     The Legislature passed the law, and it was recently signed by the governor.
Hawai`i Renewable Energy
Alliance logo
     Life of the Land and the Hawai`i Renewable Energy Alliance both asked the PUC to intervene in the contract proposal between the electric company and `Aina Koa Pono, but were turned down by the PUC. Life of the Land has intervened in earlier rate cases and takes credit for stopping a HECO plan to import large quantities of biofuel in the form of palm oil from Asia, where rainforests are taken down to plant palm trees for biofuel. The Energy Alliance, which represents the company that owns the windmills at South Point, said its members are concerned that HECO would be deterred from buying more wind and other alternative energies, should the `Aina Koa Pono contract be approved.
     The County of Hawai`i also attempted to intervene in the `Aina Koa Pono discussion at the PUC, stating that the county is Hawai`i Electric Light Company’s largest customer and wants to discuss the energy alternatives available to the island. The PUC said the county was too late to enter the discussion.
     The PUC has asked the electric company to submit briefs by this Friday regarding whether public hearings are required and where they should be held, regarding Act 69. This is the new law that could allow the electric company automatic rate increases for the cost of producing the biofuel, should it be higher than using fossil fuel.
     The PUC is posting various letters regarding the issue in the dockets section of its website under `Aina Koa Pono in the documents file.

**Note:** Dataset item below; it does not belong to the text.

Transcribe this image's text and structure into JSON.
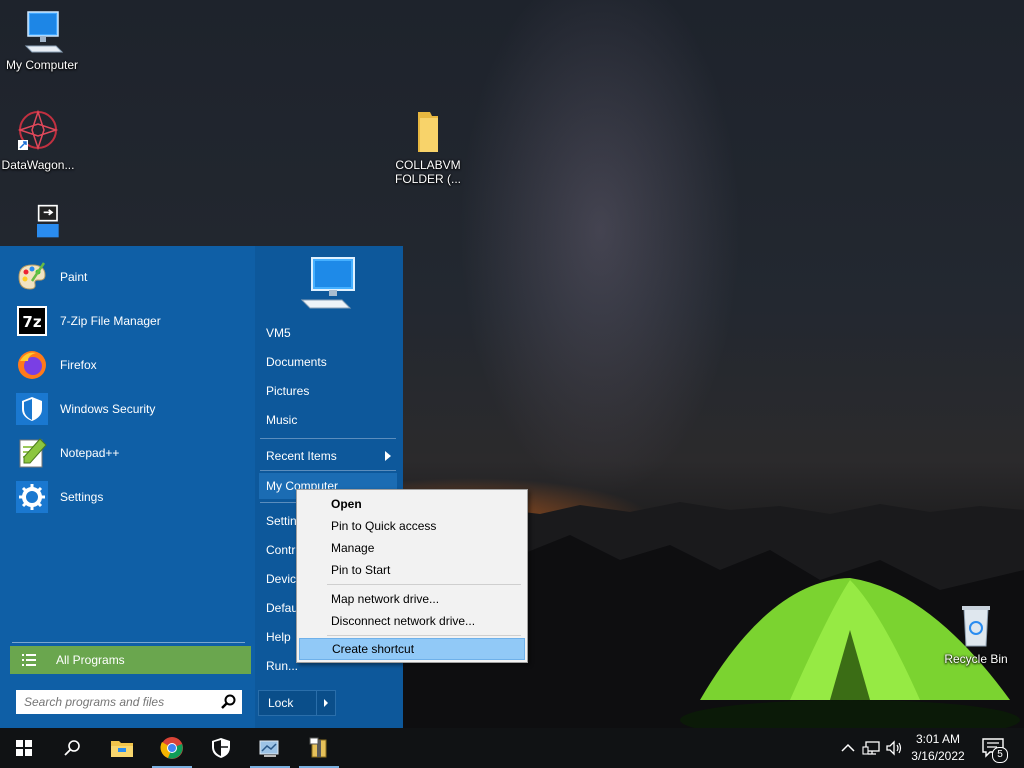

Paul Chow helps to process cattle after an easing of years
of drought and problems of vog.  Photo by Julia Neal
HUNTERS AND RANCHERS are now getting along well, according to Kapapala Ranch manager Lani Cran. She said a new call-in line for hunters that coordinated their trek through Kapapala ranch to mauka hunting grounds is working out. The hunters go through a eucalyptus grove where ranchers sometimes keep their cattle. The hunters call in for the day they want to hunt and are provided the combination for the gate on the road that leads to the hunting grounds. The locks are changed often, and hunters must provide their contact information.

KAPAPALA RANCH posted 4.9 inches of rain in May, well above its average rainfall of 2.7 inches for the month. Other Ka`u rain gauges showed lower than normal rainfall, with 3.21 inches versus the normal 3.8 inches. South Point received 1.02 inches versus the normal 2 inches. Kahuku Ranch received 2.06 inches of rain in May; normally it receives 5.1 inches. With the rain, Kapapala had a successful branding over the weekend, as it makes a recovery from the recent drought and the heavy vog that took a toll on the cattle, especially the young calves. Vog is still affecting the ranch, though less often than in recent years, Cran said.

Satellites are a new way to track Hawai`i's
 state endangered bird, the Nene goose.
NENE IN THE SPACE AGE is the topic at After Dark in the Park on Tuesday at 7 p.m. at Kilauea Visitor Center in Hawai`i Volcanoes National Park. Wildlife biologist Steven Hess discusses the use of satellite telemetry to track the state bird across Hawai`i Island.

THE MISS KA`U COFFEE PAGEANT airs on Na Leo O Hawai`i Community Television this month on channel 54. It will air on Wednesday, June 15 at 6 p.m.; Friday, June 17 at 2 p.m.; Sunday, June 19 at 9:30 a.m. and Wednesday, June 22 at 6 p.m.